- No collections! Collection accounts can generate a denial faster than a millennial can google. Again, this will vary depending on the lender. Some lenders will allow for a certain amount depending on the type of account. But things like unpaid utility bills will virtually always guarantee a denial.
- No judgements. As of 2018, judgements no longer appear on your credit report, but that does not mean your lender will not find them if they’re out there. Any outstanding judgements will be found during a title search and must be satisfied before your loan can close.

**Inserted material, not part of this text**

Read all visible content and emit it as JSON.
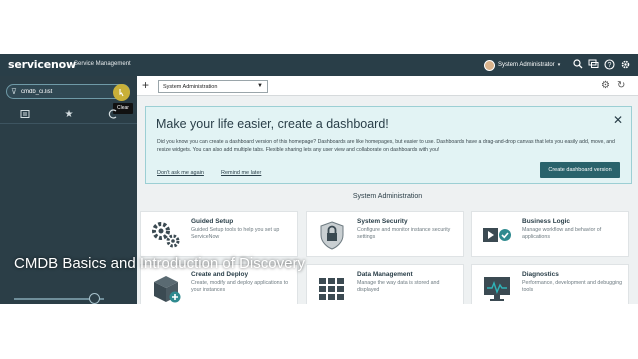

- Check your FICO score before you let a lender do it. Since inquiries can affect your credit score, and they don’t fall off until 24 months, you want to be mindful of how many you’re racking up. Part of your due diligence is going to be asking the lender what their minimum credit score requirement is. That way you know before you go in what your chances of getting approved are. Checking your FICO score before stepping foot into a lender’s office will give you a leg up. Which credit monitoring service is the most reliable? You should know by now we’ve got you covered. We have compared credit monitoring services for you so you can just pick whichever one helps you best. Find a credit monitoring service here.
Remember, buying a home is a life goal for most people, so it’s not something you’re going to just walk into with a poor credit score and no money saved. Good credit shows responsibility. No lender is going to approve an application for someone who does not show they can handle their finances responsibly. Get your ducks in a row and keep them there.
Buying a house is a huge step, so it makes sense that your lender requires huge commitment. Is your credit score good enough to buy a house now? That depends on the lender requirements, your credit score, and credit history.
If you need help getting your credit ducks in a row so that you can be mortgage ready, give us a call 833-752-7334 or schedule an appointment online now.